Knees and Rainbows

Before the January 17th NHL hockey game between the Phildelphia Flyers and Anaheim Ducks, Flyers’ defenceman Ivan Provorov declined to take the pre-game skate, during which he would have had to wear the team’s LGBTQ+ Pride Night warmup jersey and use a hockey stick adorned with rainbows. For that, he found himself in the centre of the culture war.

Calls for his head ensued. Progressive media predictably urged that the player be benched and suspended, and the hockey club fined.

The incident brought to mind former San Francisco 49ers quarterback Colin Kaepernick and his political statements during the 2016 season. Kaepernick was celebrated across the progressive left as a hero of social justice for refusing to stand for his country’s national anthem before National Football League games, choosing instead to first sit and then to take a knee on the sidelines.

Kaepernick purported to act out his conscience in a visible sign of protest against the evil that he believed the US national anthem represented.  He was immediately cheered and elevated by the progressive left into media appearances, multi-million dollar endorsement deals, speaking engagements, meetings with dignitaries, and to this day he is described as a “civil rights activist” on Wikipedia. 

Soon what was strictly a purported act of conscience on the part of Kaepernick came to be perceived as a mandatory act of virtue signalling. Players and teams throughout the sporting world were soon kneeling in nightly displays of political protest.  Kneeling became a quasi-religious expression of leftist progressive bona fides, and Kaepernick’s purported act of conscience, arguably a constitutionally protected form of speech and protest, became something more sinister and illegal. 

People cannot be compelled into acts of expression against their will. Both the United States Supreme Court and the Canadian Supreme Court are unequivocal that any requirement to compel persons to mouth words against their will is totalitarian and foreign to the legal systems of their countries.

In Canadian workplaces and across much of the United States, an employee cannot be forced to engage in expression or actions that may conflict with deeply held beliefs based in religion or creed, or their political beliefs.

On January 9, 2023, it was reported that a Virginia Tech soccer player who was benched for refusing to kneel for BLM received a $100k settlement of her federal court action against the coach and the University.

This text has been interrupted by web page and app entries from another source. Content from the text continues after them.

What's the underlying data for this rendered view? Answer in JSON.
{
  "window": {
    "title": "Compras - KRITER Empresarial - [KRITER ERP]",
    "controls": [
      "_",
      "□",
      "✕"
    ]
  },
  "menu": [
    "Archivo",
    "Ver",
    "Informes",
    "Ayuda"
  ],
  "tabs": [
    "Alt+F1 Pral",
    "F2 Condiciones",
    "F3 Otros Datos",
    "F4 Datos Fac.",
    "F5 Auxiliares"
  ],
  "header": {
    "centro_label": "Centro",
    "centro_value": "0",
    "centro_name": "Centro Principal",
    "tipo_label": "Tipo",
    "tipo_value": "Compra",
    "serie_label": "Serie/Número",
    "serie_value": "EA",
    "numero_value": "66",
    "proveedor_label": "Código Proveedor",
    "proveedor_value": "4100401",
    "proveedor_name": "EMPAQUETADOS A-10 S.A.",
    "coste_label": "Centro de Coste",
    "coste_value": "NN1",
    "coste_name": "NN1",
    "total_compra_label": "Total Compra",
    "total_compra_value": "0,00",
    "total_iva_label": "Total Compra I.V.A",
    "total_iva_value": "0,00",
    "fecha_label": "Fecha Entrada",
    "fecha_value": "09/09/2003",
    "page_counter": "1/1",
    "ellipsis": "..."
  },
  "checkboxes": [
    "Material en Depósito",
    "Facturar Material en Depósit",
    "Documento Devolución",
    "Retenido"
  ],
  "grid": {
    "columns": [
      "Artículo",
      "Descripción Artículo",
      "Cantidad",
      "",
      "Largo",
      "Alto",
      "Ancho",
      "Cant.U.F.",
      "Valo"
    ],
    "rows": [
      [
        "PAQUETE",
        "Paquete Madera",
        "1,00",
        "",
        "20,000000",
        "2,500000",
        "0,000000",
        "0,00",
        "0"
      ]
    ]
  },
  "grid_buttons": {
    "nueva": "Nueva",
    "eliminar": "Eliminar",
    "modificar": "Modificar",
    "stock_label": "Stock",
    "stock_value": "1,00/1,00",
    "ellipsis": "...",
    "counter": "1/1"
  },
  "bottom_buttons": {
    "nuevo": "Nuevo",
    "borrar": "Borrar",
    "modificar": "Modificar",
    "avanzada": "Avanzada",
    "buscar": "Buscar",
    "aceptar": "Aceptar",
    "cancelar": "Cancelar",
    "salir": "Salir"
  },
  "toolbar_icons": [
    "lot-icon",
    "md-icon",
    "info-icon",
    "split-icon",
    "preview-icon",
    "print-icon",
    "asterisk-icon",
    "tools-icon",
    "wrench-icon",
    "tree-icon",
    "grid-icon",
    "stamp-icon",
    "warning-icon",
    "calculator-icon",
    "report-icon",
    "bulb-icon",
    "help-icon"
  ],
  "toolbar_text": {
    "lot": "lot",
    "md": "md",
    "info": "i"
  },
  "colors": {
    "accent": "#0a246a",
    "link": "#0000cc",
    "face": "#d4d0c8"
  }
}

The federal court had refused to quash her claim and ordered the matter to trial, where the court likely would have concluded that her civil rights were infringed.

After Provorov’s decision not to participate in the Flyers’ political programming, the NHL swiftly issued a reassuring statement affirming both the right of the Flyers’ to engage in their political promotions on the ice, and. Provorov’s right to decline to participate without fear of reprisal from the hockey club or the NHL.

The NHL affirmed Provorov’s rights in a free and democratic society to be free from compelled political speech, and Provorov’s right to be free from reprisal and discrimination on the basis of his religious belief and constitutionally protected speech rights.

While the hockey club and the NHL have properly upheld the law (and what were up until yesterday considered basic tenets of a liberal democracy) the same cannot be said for the intolerant leftist progressive sports media and amongst the hockey press. They are wrong to seek reprisal against  Provorov in the same way it was wrong to bench the Virginia Tech soccer player, or to seek reprisal against Kaepernick and his kneeling compatriots. 

One can loathe the increasing intrusion of politics into sports and the overt politicization of sporting events by leagues and teams, while recognizing their right to do so. However, they have a corresponding obligation, as the Flyers and the NHL have done to respect the right of their players to dissent, to object, and to decline to participate.

(NOTE: Before the January 27th New York Rangers game against the Vegas Golden Knights, the team declined to wear pride night themed jerseys. The team made a statement that “In keeping with our organization’s core values, we support everyone’s individual right to respectfully express their beliefs.”)


A column on a friend and the ongoing struggle to regulate the practice of law as between lawyers and paralegals. Is it time to de-regulate the law?


D. Jared Brown signed onto the Free North Declaration along with other lawyers and law professors calling for a return to the Rule of Law and the free society. Canadian Lawyer Magazine writes about the Free North Declaration.